Oh, and did you hear that Patrick Wilson and Rose Byrne almost walked off the movie?  Apparently, they were really excited when they signed on to play the parents of a "haunted" little boy because they were huge fans of Paranormal Activity and the first Saw (Insidious is the brainchild of those films' creators).  But halfway into filming, there were rumblings that Whannell had mistakenly given Wilson script pages from Poltergeist 2: The Other Side, and later on told Byrne that the reason her characters' other two children disappear from the movie halfway through is because Joe had exceeded the production's music budget ("Nothing says 'terrifying' like the sound of a Martha Stewart Dutch Oven shattering against concrete!"), and the studio had to make up the cost elsewhere.

(You can see the results of these problems on film: Notice Wilson's persistent look of confusion from about the half-hour mark on, as well as Byrne's constantly looking around for something important.)

And!  Hot off the presses is talk of another lawsuit!  The estate of Zelda Rubinstein, the creepy little actress who played the psychic in Poltergeist (she died last year) is apparently going after Alliance and actress Lin Shaye.  My roommate Cesar, who validates Legal's parking in Lot "C", says their claim is that Shaye's part in Insidious is so similar to Rubinstein's role that their case is a slam dunk.

It's true: In the movie, she shows up to help this poor family retrieve their kid, who's been sucked into the astral plane by malevolent forces.  She brings along some nerdy assistants who rig the house with cameras and supernatural-detection equipment (Wan puts his stamp on the material by dressing Shaye's lackeys like Geek Squad clerks).  Rumor has it that Alliance is willing to settle quietly, with a "Special Thanks" credit on the May 15th blu-ray, as well as a 0.05% royalty on all Insidious Red Box rentals.  But we'll see...

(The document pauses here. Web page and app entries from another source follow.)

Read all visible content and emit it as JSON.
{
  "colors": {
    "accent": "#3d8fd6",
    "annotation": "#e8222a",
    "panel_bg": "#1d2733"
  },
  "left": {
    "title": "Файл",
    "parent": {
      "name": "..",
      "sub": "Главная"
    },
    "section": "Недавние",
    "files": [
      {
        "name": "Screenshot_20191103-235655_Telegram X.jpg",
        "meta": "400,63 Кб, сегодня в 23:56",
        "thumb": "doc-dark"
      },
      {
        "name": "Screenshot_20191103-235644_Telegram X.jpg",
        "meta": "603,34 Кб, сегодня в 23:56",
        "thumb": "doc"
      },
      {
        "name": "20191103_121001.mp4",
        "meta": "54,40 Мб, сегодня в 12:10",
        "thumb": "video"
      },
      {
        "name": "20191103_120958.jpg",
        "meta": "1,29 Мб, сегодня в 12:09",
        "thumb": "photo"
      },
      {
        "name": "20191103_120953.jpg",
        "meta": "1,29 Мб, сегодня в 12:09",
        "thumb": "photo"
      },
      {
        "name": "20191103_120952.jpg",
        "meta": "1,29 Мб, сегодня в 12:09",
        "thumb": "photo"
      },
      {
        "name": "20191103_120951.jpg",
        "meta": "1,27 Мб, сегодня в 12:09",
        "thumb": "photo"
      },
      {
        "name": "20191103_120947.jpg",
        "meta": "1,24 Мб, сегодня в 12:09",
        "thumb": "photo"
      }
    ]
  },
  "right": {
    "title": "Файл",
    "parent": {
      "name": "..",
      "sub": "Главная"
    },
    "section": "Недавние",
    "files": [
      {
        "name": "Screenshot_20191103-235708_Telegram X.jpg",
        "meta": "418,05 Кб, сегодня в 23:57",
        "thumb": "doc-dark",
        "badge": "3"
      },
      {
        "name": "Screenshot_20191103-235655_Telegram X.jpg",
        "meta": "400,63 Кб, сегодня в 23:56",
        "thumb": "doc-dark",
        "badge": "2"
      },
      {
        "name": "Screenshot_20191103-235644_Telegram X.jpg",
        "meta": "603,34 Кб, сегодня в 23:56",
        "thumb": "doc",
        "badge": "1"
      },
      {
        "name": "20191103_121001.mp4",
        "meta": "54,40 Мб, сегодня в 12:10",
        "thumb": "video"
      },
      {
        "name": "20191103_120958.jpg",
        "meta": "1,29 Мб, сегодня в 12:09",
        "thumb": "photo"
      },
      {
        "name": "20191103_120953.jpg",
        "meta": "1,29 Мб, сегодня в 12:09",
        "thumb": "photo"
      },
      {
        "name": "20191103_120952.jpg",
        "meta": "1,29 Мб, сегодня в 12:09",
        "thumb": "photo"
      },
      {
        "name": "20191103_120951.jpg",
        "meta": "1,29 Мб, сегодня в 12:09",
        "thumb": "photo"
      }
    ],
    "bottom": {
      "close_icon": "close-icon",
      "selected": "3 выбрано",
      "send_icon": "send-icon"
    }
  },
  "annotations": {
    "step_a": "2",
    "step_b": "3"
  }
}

Sorry if you were looking forward to something scary and original.  Like Wilson and Byrne, I thought Paranormal Activity and the first Saw were pretty brilliant horror movies--so much so that I chose to work on Insidious instead of Yogi Bear 2: Grin 'n Bear It.  My mistake.  It's clear that this is just a cheap cash-in that doesn't even rise to the level of Wan's far-superior Dead Silence (though I'm not sure if I actually dug that movie or just Donnie Wahlberg's part in it).

By they way, it's totally cool for you to put this up on your site: There were fifty of us assistants in these meetings at any given time.  Hell, by the end of shooting, it was only assistants and lighting crew, making dirty shadow puppets on the wall of the creepy-living-room set.

If you use this, please call me Carol Anne.